How To Manage Urinary And Bowel Dysfunction
Its common to experience urinary dysfunction, bowel dysfunction or both after receiving radiation therapy to the prostate gland. Medication is usually the first treatment recommended for these issues, although there are also injections and surgical procedures that can be used to address these side effects should they persist.
Bowel And Bladder Problems
You may have bowel or bladder changes because of radiotherapy. For example, blood vessels in your bowel and bladder can become more fragile. This may cause blood in your urine or from the back passage . If you notice any bleeding, always tell your doctor so they can check it out.
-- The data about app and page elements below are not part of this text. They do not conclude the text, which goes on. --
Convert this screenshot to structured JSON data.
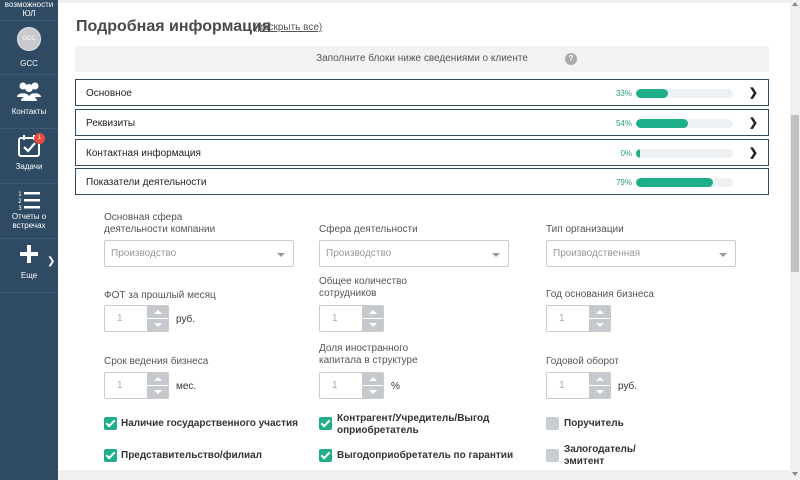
{
  "sidebar": {
    "top_label_line1": "возможности",
    "top_label_line2": "ЮЛ",
    "gcc": {
      "avatar_text": "GCC",
      "label": "GCC"
    },
    "contacts_label": "Контакты",
    "tasks_label": "Задачи",
    "tasks_badge": "1",
    "reports_line1": "Отчеты о",
    "reports_line2": "встречах",
    "more_label": "Еще"
  },
  "section": {
    "title": "Подробная информация",
    "expand_link": "(раскрыть все)"
  },
  "hint": {
    "text": "Заполните блоки ниже сведениями о клиенте",
    "icon": "?"
  },
  "blocks": [
    {
      "label": "Основное",
      "percent_text": "33%",
      "progress": 0.33
    },
    {
      "label": "Реквизиты",
      "percent_text": "54%",
      "progress": 0.54
    },
    {
      "label": "Контактная информация",
      "percent_text": "0%",
      "progress": 0.0
    },
    {
      "label": "Показатели деятельности",
      "percent_text": "79%",
      "progress": 0.79
    }
  ],
  "form": {
    "main_sphere": {
      "label_line1": "Основная сфера",
      "label_line2": "деятельности компании",
      "value": "Производство"
    },
    "sphere": {
      "label": "Сфера деятельности",
      "value": "Производство"
    },
    "org_type": {
      "label": "Тип организации",
      "value": "Производственная"
    },
    "fot": {
      "label": "ФОТ за прошлый месяц",
      "value": "1",
      "unit": "руб."
    },
    "employees": {
      "label_line1": "Общее количество",
      "label_line2": "сотрудников",
      "value": "1"
    },
    "founded": {
      "label": "Год основания бизнеса",
      "value": "1"
    },
    "duration": {
      "label": "Срок ведения бизнеса",
      "value": "1",
      "unit": "мес."
    },
    "foreign_capital": {
      "label_line1": "Доля иностранного",
      "label_line2": "капитала в структуре",
      "value": "1",
      "unit": "%"
    },
    "turnover": {
      "label": "Годовой оборот",
      "value": "1",
      "unit": "руб."
    },
    "checkboxes": {
      "state": {
        "label": "Наличие государственного участия",
        "checked": true
      },
      "counterparty_line1": "Контрагент/Учредитель/Выгод",
      "counterparty_line2": "оприобретатель",
      "counterparty_checked": true,
      "guarantor": {
        "label": "Поручитель",
        "checked": false
      },
      "branch": {
        "label": "Представительство/филиал",
        "checked": true
      },
      "beneficiary": {
        "label": "Выгодоприобретатель по гарантии",
        "checked": true
      },
      "pledgor_line1": "Залогодатель/",
      "pledgor_line2": "эмитент",
      "pledgor_checked": false
    }
  },
  "colors": {
    "sidebar_bg": "#2f4a63",
    "accent": "#1fae8a",
    "badge": "#e74c3c"
  }
}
Let them know about any bowel or bladder symptoms you have. They can give you advice and may do some tests. You may also find it helpful to contact the Bladder and Bowel Community for support.
Also Check: How To Reduce An Enlarged Prostate Naturally
Questions To Ask Your Doctor Radiographer Or Nurse
- Will I have a planning session at a different time to the treatment, or immediately before?
- Will I have external beam radiotherapy or hormone therapy as well?
- What side effects might I get?
- How will we know if the treatment has worked?
- What should my PSA level be after treatment and how often will you test it?
- If my PSA continues to rise, what other treatments are available?
What Is Radiation Recall
Radiation recall is a rash that looks like a severe sunburn. It is rare and happens when certain types of chemotherapy are given during or soon after external-beam radiation therapy.
The rash appears on the part of the body that received radiation. Symptoms may include redness, tenderness, swelling, wet sores, and peeling skin.
Typically, these side effects start within days or weeks of radiation therapy. But they can also appear months or years later. Doctors treat radiation recall with medications called corticosteroids. Rarely, it may be necessary to wait until the skin heals before continuing chemotherapy.
Dont Miss: Is Cranberry Juice Good For The Prostate
Don’t Miss: How To Reduce Prostate Inflamation
Short Term Side Effects
Patients who receive any type of radiation therapy to treat their prostate cancer can have side effects. Short term side effects are ones that start during or shortly after your radiation treatment. Below is a list of possible short term side effects. Treatments can affect each patient differently, and you may not have these particular side effects. Talk with your care team about what you can expect from your treatment
Vitamins And Dietary Supplements
Its OK to take a multivitamin during your radiation therapy, but dont take more than the recommended daily allowance of any vitamin or mineral.
Dont take any other dietary supplements without talking with a member of your radiation therapy team. This includes vitamins, minerals, and herbal or botanical remedies.
You May Like: Likelihood Of Surviving Prostate Cancer
Recommended Reading: Can Prostate Cancer Patient Eat Eggs
If Treatment Does Not Work
Recovery from cancer is not always possible. If the cancer cannot be cured or controlled, the disease may be called advanced or terminal.
This diagnosis is stressful, and for some people, advanced cancer may be difficult to discuss. However, it is important to have open and honest conversations with your health care team to express your feelings, preferences, and concerns. The health care team has special skills, experience, and knowledge to support patients and their families and is there to help. Making sure a person is physically comfortable, free from pain, and emotionally supported is extremely important.
People who have advanced cancer and who are expected to live less than 6 months may want to consider hospice care. Hospice care is designed to provide the best possible quality of life for people who are near the end of life. You and your family are encouraged to talk with the health care team about hospice care options, which include hospice care at home, a special hospice center, or other health care locations. Nursing care and special equipment, including a hospital bed, can make staying at home a workable option for many families. Learn more about advanced cancer care planning.
After the death of a loved one, many people need support to help them cope with the loss. Learn more about grief and loss.